**Brief:** Restate every line of the data word for word, except for the images.

**Exercise data:**
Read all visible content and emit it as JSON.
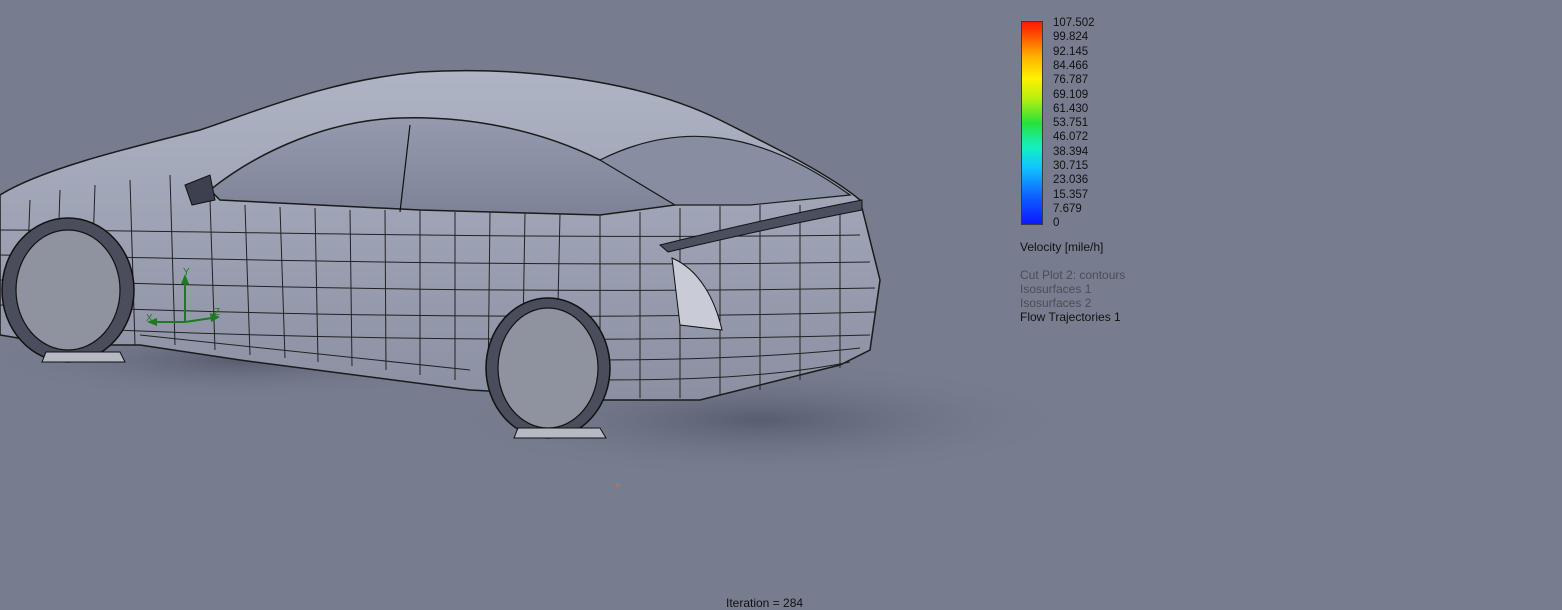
{
  "legend": {
    "colorbar_colors": [
      "#0b18ff",
      "#0d63ff",
      "#11c4ff",
      "#14f0c0",
      "#27e23c",
      "#b6ef10",
      "#fff200",
      "#ffb000",
      "#ff5200",
      "#ff1800"
    ],
    "ticks": [
      "107.502",
      "99.824",
      "92.145",
      "84.466",
      "76.787",
      "69.109",
      "61.430",
      "53.751",
      "46.072",
      "38.394",
      "30.715",
      "23.036",
      "15.357",
      "7.679",
      "0"
    ],
    "title": "Velocity [mile/h]"
  },
  "plots": [
    {
      "label": "Cut Plot 2: contours",
      "active": false
    },
    {
      "label": "Isosurfaces 1",
      "active": false
    },
    {
      "label": "Isosurfaces 2",
      "active": false
    },
    {
      "label": "Flow Trajectories 1",
      "active": true
    }
  ],
  "triad": {
    "x_label": "X",
    "y_label": "Y",
    "z_label": "Z"
  },
  "status": {
    "text": "Iteration = 284"
  },
  "origin_marker": "+"
}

**Result:**
Read all visible content and emit it as JSON.
{
  "legend": {
    "colorbar_colors": [
      "#0b18ff",
      "#0d63ff",
      "#11c4ff",
      "#14f0c0",
      "#27e23c",
      "#b6ef10",
      "#fff200",
      "#ffb000",
      "#ff5200",
      "#ff1800"
    ],
    "ticks": [
      "107.502",
      "99.824",
      "92.145",
      "84.466",
      "76.787",
      "69.109",
      "61.430",
      "53.751",
      "46.072",
      "38.394",
      "30.715",
      "23.036",
      "15.357",
      "7.679",
      "0"
    ],
    "title": "Velocity [mile/h]"
  },
  "plots": [
    {
      "label": "Cut Plot 2: contours",
      "active": false
    },
    {
      "label": "Isosurfaces 1",
      "active": false
    },
    {
      "label": "Isosurfaces 2",
      "active": false
    },
    {
      "label": "Flow Trajectories 1",
      "active": true
    }
  ],
  "triad": {
    "x_label": "X",
    "y_label": "Y",
    "z_label": "Z"
  },
  "status": {
    "text": "Iteration = 284"
  },
  "origin_marker": "+"
}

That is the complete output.